As the years of recession role on, it’s so clear how important growth and having cash reserves are in your small business. How can you have a sustainable business if you don’t have growth and if you don’t have cash when you need it to perhaps invest or fix things up? How can you have sustainability without economic growth? Okay, some environmental economists have looked at what prosperity could look like in a finite world with limited resources and a population expected to exceed 9 billion people within decades. It’s not an easy question to answer, especially when you are working in an old paradigm and you have to make decisions in the here and now.

But you see companies that have a mandate to pursue the growth agenda taking risks in markets far away from their home markets as shareholders put pressure on them to grow. When the cellphone and service provider market saturates in a home markets what can you do to increase revenue? Jack up airtime rates and because data demand is increasing spike that cost up too. But how far can you go? Next thing you start to look outside in so-called underdeveloped markets where the risk is higher, including regulatory risk.

Now, a small business owner does not have the same shareholder pressures unless he or she has investors in his or her business. A case in point: a small business owner in this economy has expanded no less than three times, making those three decisions himself. His business continues to grow, because he has discovered a growth niche and is providing value that the major national chains can’t match.
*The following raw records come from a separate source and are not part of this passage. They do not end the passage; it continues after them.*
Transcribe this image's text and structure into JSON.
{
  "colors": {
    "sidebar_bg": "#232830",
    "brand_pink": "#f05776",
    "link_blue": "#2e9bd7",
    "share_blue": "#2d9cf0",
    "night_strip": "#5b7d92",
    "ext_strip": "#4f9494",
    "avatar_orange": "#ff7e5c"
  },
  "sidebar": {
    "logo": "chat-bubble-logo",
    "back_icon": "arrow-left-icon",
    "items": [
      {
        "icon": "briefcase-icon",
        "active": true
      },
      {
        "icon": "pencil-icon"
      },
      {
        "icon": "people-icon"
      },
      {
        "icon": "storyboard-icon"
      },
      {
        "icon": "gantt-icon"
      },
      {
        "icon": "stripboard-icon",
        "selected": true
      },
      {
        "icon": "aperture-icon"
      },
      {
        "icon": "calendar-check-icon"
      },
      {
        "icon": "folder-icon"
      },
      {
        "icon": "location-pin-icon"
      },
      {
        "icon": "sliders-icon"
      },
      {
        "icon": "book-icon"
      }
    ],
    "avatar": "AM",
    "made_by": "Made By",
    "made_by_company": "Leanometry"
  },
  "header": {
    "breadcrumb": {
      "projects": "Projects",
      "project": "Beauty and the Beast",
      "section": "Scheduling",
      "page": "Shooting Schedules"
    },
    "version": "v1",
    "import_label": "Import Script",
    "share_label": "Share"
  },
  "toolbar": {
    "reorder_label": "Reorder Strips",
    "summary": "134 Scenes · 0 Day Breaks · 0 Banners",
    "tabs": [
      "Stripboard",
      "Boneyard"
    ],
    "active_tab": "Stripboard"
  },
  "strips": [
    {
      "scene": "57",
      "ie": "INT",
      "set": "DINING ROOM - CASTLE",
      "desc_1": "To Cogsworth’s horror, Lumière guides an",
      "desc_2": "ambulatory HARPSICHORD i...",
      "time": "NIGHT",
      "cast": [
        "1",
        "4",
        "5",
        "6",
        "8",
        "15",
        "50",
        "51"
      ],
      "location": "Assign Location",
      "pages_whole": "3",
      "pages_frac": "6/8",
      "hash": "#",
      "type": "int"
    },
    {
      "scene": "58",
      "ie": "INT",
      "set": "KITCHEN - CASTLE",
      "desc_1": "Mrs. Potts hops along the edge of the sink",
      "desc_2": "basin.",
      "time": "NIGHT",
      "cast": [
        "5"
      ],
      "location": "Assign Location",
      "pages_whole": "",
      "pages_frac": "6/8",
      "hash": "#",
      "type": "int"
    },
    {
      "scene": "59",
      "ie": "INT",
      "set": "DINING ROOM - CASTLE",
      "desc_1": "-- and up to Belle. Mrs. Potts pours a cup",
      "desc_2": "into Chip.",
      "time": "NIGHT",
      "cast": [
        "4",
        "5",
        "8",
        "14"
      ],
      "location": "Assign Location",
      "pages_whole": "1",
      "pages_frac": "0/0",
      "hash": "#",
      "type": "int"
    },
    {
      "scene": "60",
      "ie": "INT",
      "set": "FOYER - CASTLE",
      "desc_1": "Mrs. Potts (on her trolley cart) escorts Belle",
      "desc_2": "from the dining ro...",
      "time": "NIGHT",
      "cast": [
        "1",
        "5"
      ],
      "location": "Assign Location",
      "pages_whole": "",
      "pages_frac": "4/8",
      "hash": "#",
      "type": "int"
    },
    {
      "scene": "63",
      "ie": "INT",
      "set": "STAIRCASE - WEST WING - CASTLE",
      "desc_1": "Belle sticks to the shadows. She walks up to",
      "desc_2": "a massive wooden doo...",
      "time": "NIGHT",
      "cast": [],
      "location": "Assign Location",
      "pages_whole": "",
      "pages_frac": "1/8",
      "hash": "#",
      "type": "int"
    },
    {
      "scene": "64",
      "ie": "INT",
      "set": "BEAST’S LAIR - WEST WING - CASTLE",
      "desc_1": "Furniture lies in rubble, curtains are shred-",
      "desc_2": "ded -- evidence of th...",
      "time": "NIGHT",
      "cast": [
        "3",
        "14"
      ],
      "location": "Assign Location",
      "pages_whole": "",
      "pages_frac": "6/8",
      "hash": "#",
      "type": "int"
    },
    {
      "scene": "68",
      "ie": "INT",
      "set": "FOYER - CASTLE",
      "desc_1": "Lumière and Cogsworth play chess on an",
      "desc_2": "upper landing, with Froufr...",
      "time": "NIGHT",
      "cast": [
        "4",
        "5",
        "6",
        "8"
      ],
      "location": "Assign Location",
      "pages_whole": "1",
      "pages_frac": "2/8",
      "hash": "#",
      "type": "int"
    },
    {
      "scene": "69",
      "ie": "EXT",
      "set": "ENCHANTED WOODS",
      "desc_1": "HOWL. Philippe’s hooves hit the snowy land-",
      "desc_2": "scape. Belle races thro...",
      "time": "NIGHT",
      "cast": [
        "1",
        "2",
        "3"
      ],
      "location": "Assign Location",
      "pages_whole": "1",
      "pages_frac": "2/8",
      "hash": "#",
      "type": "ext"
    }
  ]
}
The other area is cash reserves. For the listed company the problem is that because of financial rules and regulations only so much cash is permitted to be kept in reserve. Without cash reserves the larger mining or industrial companies find it difficult to maintain operations. In a resources commodity down cycle, you might think that it’s a good idea not to invest in your plant and equipment. But if you don’t, it’s going to be far more expensive down the line when demand for resource commodities increase. Yes, you can find different ways to raise finance later on, but it will come with an added cost.

For the small business owner who has built up reserves, a cash kitty, he or she has flexibility to invest, replace outdated or worn equipment and, when necessary, bring in new technology. Another case in point: a small printing business has bought a new flat-bed, A3 scanner to improve reproduction quality for customers. Without a cash reserve, the scanner would cost double if it was bank financed.

Are you as a small business owner taking advantage of the freedom and independence you have to make decisions about growth for your business and are you building up a cash reserve or cash kitty to make improvements in your business?